A travel writing piece I did while in London. Our assignment was to go for a hundred meter walk and write about it...
When he first got to the city I warned him about the pace everyone kept. "Londoners are always in a hurry. Taxis and buses are on a mission, they will not slow down for you. Pedestrians will over take you, walk through you." But he still walks slowly, even crossing the streets, which makes me fear for his life. Seeing my exasperated face he simply said, "What's the rush? We can't see anything if we rush." But I had become accustomed to the London rush, it felt unnatural to walk slow. But he is right, if we only focused on our destination we would miss out on the journey. So we head towards Kensington Gardens.
Normally, back home, I wouldn’t go out on a day like this. Rainy, murky days are excuses to stay inside. We must avoid the weather and the mud. Where I come from there’s a lot of mud. But London has no mud and the puddles are minimal despite the continuous fall of rain. At first Jake complained about the rain, but if he wanted to see the real London, this was it.
A young woman walks by on her cell phone. I notice her shoes, I’m always noticing shoes. They are boots, could be Fryes, camel in colour, expensive. I point them out to Jake, but while I notice shoes, he notices cars. And the cars are beautiful on my street, and expensive. I have never seen so many expensive cars in one place, and Jake is mesmerized. I don't know the names of any of the cars, which he cannot believe, but I've already moved on. As I turn to my right I see the opposite of wealth. “Burney” is the homeless man on our street. Very elderly, he wears an old suit and ratty sneakers. He sleeps on the front stoop of number 44, Burney House (from which he gets his name) where he meticulously folds and unfolds his cardboard house, sleeping odd hours, and heading off all night. Today we catch him packing up his house. For the first time I notice his rolling suitcase. I have never seen him with it before, and wonder briefly what could be in it. He wears only his suit and sneakers every day. He does not have a hat or mittens or a coat to wear over his suit. I shiver thinking about it. Jake and I look at each other, I see color rising on his face, probably mirroring my own. We marvel at all this wealth while he packs up his cardboard home.
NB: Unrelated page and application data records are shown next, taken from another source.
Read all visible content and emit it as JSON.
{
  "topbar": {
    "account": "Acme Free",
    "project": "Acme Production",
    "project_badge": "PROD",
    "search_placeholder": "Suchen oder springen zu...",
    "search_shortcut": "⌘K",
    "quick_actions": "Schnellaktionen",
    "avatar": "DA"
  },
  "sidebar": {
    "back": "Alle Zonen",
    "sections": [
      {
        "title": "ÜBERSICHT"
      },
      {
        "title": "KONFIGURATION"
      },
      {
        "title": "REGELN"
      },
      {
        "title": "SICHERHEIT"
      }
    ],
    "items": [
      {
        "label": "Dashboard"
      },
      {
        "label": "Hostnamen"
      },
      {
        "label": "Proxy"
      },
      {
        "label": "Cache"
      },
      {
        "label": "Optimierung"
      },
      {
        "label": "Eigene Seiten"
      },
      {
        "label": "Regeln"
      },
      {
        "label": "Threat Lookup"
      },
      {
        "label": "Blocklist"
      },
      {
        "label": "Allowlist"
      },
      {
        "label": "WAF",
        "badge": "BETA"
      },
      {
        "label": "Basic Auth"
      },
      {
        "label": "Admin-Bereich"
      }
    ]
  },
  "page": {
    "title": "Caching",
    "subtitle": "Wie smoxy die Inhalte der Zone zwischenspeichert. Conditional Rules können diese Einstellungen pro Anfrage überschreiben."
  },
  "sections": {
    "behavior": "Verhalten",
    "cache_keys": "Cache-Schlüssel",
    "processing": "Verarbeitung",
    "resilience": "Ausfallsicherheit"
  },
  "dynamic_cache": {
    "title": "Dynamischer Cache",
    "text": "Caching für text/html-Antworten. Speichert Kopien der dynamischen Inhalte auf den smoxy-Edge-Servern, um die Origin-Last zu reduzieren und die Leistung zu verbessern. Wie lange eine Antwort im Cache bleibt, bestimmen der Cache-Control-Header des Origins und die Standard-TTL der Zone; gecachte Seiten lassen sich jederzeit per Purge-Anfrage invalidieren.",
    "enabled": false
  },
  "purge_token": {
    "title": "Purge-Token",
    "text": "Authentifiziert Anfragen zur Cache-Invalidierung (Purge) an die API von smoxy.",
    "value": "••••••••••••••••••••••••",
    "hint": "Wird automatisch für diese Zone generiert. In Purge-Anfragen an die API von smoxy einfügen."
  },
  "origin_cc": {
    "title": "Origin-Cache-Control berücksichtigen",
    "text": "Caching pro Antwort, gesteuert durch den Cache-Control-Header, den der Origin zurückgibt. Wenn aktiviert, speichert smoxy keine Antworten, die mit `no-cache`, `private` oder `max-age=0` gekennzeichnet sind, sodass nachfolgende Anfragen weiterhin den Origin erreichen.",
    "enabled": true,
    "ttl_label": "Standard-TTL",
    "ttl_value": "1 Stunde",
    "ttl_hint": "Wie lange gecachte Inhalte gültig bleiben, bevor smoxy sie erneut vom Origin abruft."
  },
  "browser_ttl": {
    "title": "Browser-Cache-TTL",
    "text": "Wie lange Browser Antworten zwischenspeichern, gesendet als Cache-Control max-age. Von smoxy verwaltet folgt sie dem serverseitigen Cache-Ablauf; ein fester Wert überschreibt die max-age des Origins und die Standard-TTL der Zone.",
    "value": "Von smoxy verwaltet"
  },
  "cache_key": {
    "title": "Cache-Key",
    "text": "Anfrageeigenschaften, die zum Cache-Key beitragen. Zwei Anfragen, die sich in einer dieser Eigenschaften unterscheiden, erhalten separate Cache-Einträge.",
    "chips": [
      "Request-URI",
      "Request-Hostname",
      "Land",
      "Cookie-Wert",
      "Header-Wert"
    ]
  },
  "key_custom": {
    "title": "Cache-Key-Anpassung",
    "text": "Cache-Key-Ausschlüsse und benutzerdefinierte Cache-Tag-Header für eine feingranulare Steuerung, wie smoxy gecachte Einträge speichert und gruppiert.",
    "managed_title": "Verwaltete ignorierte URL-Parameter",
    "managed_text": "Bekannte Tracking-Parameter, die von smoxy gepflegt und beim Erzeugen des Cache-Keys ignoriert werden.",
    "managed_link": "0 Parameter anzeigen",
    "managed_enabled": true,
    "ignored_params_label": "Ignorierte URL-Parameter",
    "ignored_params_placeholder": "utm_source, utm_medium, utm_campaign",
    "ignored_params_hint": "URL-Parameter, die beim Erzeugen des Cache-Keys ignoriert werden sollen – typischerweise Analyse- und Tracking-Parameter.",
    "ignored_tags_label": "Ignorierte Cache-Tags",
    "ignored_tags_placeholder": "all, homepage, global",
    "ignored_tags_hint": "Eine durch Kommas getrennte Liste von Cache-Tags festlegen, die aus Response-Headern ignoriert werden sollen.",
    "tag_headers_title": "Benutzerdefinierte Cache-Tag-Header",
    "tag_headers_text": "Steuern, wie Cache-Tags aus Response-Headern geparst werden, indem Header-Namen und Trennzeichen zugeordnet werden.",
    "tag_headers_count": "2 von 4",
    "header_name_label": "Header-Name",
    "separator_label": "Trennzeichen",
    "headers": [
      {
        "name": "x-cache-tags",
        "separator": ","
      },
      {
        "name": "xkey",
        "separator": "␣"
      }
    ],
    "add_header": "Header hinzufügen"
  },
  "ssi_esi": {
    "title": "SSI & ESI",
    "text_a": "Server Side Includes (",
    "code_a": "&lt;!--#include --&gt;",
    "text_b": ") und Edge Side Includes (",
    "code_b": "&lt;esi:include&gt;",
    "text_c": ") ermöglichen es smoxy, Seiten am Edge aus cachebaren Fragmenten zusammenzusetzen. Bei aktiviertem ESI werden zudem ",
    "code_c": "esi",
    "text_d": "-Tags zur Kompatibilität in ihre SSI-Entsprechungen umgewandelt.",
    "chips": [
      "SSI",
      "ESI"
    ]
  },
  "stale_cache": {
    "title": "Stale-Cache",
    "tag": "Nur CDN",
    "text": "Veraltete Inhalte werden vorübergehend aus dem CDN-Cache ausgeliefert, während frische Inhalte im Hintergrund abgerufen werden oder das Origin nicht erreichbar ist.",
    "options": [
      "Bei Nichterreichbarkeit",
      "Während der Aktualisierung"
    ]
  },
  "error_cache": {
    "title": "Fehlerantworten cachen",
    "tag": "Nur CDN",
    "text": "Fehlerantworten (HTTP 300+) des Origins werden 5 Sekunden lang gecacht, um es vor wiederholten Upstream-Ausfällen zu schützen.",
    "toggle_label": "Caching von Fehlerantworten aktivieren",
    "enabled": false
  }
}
A few steps more and Gloucester Road comes into view. Gloucester Arms is just ahead of me across “hell road,” a nickname lovingly given to it by the Richmond students who refuse to walk to the side with the cross walk. Instead they dodge the oncoming fury of taxis and buses who have no intention of slowing down, let alone stopping.
The road is busy as usual, but thankfully no buses. I hop around a couple taxis, Jake is meandering along behind me and narrowly avoids being clipped by the Tiffany taxi. I love the taxis here and although it almost ended my dear friend's life, the Tiffany one is my favourite, very elaborately done, in the famous Tiffany blue, very hard to miss. But even the plain black taxis are elegant, not an eye sore like the yellow taxis of New York, glaringly obvious even on the darkest nights. London taxis are so chic, so very London. You almost expect the taxi driver to hop out, open your door and say “Your coach, m’lady” with a bow. But Jake says no taxis for us, the best way to experience a new place is to walk around.
We turn right on Gloucester Road where I point out Gloucester Arms, a great place to get fish and chips, a pint, and meet forty year old Irish men. While we pass by the shops I look in, a couple Indian restaurants line the street, as well as a small twenty-four hour convenient store that sells two pound samosas, and the small man behind the counter always expects me to buy a beer, I never do. A couple windows down is a pastry shop. We stop to look longingly at the delicacies behind the glass and I notice a small sign in front of a piece of chocolate cake, "Gluten Free, Suitable for Coeliacs." I grab at Jake's hand, we run in quickly for a piece of cake then continue on towards the park for a small picnic.